Panasonic announced a new micro four-thirds camera last week, the Lumix G9. It is intended to be a terrific stills camera, a perfect companion to the GH5. I’m a Lumix Luminary and I got to spend a little time with the prototype camera in my hands last week. I like it very much. It feels terrific in the hand with a deep finger grip and it’s lighter than the GH5. The viewfinder is wonderfully large. I’m pretty excited about this camera. The thing is, the only thing that really matters in a new camera is image quality: does it make my pictures better than the camera I have? I’ve got two examples to share, one with high ISO’s and one with the new 80-megapixel High Resolution Mode.

The Lumix G9 will be available in January 2018. You can preorder right here.

High ISO Performance

I’ll just let you take look at these. While the G9 has the same sensor as the GH5, it has new processing that makes better images at high ISO’s. Please keep in mind that these samples were made by me on a prototype camera with prototype firmware; everything could change between now and production time. These are jpeg’s straight from the camera because RAW files can’t be fully read, yet (Lightroom will get an update for the G9).

These were shot at ISO’s 200, 3200, 6400, and 25,600. I think the 3200 looks amazingly good. Keep in mind that the 6400 looks better than 1600 did on my Nikon D90, and 25,600 looks better than 6400 on my Nikon D700 of just a few years ago. And then when I consider that this sensor is 1/4 the size of a D700…sheesh, I’m impressed.

Click to view larger.

High Resolution Mode

The new High Resolution Mode uses the sensor’s stabilization platform to shift the sensor a few pixels in each direction and compile several pictures together to record a much higher resolution image. I played with this just a bit, but it’s pretty cool. Keep in mind that since it’s using the stabilizer to move the sensor around, the in-body stabilization doesn’t work so you need to keep the camera still.
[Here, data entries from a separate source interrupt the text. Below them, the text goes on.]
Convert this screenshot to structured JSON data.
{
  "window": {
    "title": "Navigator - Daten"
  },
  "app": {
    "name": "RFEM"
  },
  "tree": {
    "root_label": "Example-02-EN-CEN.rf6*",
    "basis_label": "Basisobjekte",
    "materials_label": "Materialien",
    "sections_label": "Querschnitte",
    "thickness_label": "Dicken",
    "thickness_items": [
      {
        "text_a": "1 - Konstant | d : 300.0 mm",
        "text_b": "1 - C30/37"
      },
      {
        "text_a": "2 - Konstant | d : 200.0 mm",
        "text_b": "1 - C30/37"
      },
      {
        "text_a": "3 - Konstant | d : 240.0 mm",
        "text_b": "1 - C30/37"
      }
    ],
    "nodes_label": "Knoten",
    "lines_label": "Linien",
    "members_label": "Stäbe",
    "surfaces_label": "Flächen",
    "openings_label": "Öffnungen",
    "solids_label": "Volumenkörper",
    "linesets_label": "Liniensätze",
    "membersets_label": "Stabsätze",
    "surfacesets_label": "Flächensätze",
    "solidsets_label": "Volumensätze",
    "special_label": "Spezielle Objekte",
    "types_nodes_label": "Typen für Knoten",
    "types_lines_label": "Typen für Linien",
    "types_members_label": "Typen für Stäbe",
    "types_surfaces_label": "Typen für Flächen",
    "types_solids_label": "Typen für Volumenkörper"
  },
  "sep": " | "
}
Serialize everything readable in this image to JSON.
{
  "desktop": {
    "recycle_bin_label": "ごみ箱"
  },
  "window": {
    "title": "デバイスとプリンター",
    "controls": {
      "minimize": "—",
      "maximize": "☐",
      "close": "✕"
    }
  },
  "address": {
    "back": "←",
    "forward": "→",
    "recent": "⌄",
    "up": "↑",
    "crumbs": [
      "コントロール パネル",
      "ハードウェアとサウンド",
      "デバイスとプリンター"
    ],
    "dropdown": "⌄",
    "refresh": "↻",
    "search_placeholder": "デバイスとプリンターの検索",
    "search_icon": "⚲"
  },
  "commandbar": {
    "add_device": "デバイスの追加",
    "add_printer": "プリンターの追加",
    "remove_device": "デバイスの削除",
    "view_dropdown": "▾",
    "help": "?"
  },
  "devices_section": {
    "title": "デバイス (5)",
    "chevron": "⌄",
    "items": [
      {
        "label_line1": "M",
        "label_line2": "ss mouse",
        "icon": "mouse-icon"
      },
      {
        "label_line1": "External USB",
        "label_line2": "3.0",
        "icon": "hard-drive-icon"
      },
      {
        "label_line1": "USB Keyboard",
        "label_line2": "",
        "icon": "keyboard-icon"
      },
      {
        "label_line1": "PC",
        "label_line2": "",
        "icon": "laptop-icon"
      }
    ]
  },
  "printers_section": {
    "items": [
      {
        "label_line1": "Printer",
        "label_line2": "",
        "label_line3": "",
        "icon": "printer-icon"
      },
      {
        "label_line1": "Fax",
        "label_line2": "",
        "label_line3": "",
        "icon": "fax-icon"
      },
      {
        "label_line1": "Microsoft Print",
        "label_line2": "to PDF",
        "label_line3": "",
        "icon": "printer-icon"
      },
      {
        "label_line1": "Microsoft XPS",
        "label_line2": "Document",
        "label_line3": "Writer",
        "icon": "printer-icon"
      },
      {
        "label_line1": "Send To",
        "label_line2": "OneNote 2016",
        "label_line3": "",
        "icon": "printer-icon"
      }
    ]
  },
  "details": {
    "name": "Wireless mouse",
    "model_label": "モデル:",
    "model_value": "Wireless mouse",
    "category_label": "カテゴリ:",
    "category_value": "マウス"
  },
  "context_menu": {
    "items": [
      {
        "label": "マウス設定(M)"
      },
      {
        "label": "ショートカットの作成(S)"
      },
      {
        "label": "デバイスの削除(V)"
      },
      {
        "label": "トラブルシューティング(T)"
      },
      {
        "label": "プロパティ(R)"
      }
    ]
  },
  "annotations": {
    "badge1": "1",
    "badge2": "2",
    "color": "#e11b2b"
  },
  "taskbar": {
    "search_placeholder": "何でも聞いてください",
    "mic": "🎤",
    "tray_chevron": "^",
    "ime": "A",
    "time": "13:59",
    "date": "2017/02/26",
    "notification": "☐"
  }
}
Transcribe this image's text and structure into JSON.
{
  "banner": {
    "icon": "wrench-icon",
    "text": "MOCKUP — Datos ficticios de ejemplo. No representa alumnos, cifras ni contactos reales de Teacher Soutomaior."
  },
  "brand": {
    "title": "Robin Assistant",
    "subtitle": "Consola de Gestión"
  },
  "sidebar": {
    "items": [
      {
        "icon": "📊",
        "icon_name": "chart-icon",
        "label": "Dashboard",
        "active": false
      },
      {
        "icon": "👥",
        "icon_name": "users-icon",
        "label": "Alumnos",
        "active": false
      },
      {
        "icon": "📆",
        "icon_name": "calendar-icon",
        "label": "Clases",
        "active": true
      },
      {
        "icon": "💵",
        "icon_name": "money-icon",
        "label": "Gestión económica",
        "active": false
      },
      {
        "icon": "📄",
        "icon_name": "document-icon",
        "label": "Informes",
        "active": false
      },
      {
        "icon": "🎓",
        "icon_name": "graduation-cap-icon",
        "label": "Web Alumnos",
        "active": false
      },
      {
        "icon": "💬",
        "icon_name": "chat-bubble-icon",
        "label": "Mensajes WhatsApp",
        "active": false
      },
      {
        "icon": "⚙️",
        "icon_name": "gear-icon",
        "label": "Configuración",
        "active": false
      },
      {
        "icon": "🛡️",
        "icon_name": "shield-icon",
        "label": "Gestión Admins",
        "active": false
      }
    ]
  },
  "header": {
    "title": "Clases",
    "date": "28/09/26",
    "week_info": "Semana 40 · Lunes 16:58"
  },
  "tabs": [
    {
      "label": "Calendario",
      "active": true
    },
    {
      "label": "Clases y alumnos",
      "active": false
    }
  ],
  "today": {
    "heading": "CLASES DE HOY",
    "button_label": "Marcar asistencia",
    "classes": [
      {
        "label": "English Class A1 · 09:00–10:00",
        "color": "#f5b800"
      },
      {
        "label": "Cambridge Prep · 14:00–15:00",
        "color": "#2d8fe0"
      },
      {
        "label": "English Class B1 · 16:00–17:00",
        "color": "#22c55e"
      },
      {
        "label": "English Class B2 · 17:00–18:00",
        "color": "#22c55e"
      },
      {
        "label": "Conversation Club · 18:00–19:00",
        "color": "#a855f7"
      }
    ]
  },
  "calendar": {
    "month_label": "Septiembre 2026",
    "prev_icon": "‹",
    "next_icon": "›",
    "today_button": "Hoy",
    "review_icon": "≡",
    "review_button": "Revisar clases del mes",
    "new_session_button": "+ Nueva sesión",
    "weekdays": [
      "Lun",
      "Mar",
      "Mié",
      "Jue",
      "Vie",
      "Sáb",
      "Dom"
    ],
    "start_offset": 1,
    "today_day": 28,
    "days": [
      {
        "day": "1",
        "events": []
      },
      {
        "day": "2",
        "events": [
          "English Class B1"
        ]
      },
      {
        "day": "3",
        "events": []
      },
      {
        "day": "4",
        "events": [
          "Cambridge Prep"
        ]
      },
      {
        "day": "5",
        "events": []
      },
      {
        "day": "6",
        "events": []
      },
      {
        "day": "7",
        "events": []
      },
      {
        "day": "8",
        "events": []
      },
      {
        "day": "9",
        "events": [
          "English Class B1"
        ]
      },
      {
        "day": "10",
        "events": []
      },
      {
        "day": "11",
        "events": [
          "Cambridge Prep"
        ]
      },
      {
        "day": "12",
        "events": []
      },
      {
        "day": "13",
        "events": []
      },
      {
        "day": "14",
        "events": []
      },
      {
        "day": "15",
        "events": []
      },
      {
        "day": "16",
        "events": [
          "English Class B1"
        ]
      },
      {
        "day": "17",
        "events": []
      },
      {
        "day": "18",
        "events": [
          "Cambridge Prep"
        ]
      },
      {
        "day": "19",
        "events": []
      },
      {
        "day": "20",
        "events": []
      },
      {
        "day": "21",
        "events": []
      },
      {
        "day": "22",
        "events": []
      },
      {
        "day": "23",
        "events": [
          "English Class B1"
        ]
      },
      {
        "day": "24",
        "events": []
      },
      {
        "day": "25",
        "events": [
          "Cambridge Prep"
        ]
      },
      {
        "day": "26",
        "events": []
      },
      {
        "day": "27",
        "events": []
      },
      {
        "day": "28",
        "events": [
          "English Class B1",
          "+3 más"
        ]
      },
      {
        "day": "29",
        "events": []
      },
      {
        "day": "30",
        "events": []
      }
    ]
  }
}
I shot this leaf with Panasonic’s 45-200mm lens, a kit lens, and it did a remarkable job. I can only guess how well it will perform with one of my finest lenses and when it’s not shooting in the rain ;)